Robot Dynamics: Hamiltonian formalism & AutoDiff

As promised in this series, we dive into the last piece: how to use Hamiltonian mechanics1 and automatic differentiation to simulate any mechanical system given its description and assuming no loss of energy (no dissipation modeled).

We need to define three components for our system to be automagically solved using Hamiltonian equations and automatic differentiation:

Dynamics

Let’s consider again our toy problem of describing the motion of a N-link planar pendulum in 2D Cartesian space. Its dynamics in Cartesian space are a function of the pivot link angle such that:

where $l_n$ is the link of that pendulum’s link and $\theta_i$ is the link’s pivot angle.
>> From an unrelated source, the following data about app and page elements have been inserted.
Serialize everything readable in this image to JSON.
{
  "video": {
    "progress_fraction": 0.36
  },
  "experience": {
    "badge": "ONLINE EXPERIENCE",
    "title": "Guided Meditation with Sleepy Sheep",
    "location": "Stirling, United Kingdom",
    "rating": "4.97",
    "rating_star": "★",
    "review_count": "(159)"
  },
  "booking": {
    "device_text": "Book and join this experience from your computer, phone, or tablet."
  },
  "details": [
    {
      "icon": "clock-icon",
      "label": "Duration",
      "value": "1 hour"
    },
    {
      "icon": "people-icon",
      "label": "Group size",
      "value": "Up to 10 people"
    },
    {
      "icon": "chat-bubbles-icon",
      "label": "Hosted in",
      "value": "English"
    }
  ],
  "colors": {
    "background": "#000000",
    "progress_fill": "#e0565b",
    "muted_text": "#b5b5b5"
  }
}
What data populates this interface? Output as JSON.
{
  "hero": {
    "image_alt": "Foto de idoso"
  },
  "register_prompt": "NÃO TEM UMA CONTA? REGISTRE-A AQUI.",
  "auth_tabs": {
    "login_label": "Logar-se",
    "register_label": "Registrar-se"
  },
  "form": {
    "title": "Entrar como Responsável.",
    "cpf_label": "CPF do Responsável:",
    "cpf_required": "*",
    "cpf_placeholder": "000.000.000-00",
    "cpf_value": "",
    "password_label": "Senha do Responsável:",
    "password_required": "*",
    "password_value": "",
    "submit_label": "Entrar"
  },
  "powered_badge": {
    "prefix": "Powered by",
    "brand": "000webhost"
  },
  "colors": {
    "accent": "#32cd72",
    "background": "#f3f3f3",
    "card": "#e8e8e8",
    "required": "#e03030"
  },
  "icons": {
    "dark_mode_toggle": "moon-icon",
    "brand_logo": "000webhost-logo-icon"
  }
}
So the set of angles $\theta_i$ gives us our set of generalized coordinates $q_i$.

Inertia Matrix

For a perfect pendulum its mass is given by each link’s masses such that only the diagonal is non-zero:

where $m_i$ is the mass of a given link in the pendulum.

Potential Energy

Assuming the pendulum rests at zero angles in the direction of gravity, the potential energy is given by:

where $g$ is the Earth’s gravity constant and y(q) is the position of the pendulum in the y-axis as described by its dynamics f(q) above.

Combining it all together

Mixing it all together we end up with

by integrating those 1^{st} order differential equations, we can simulate our system given its initial conditions.

In Python, this can be expressed as follows:

This is exactly what I implemented for CVRA in a custom package2 to simulate the 3-link pendulum of our robot’s arm.

Conclusion

So in this series, we’ve learned how to simulate any mechanical conservative system with minimal amount of math derived by hand. This was useful to simulate a 3-link pendulum in Python. This article also concludes my series until I have figured out the maths to simulate dissipative energies in a system with Hamiltonian mechanics.

References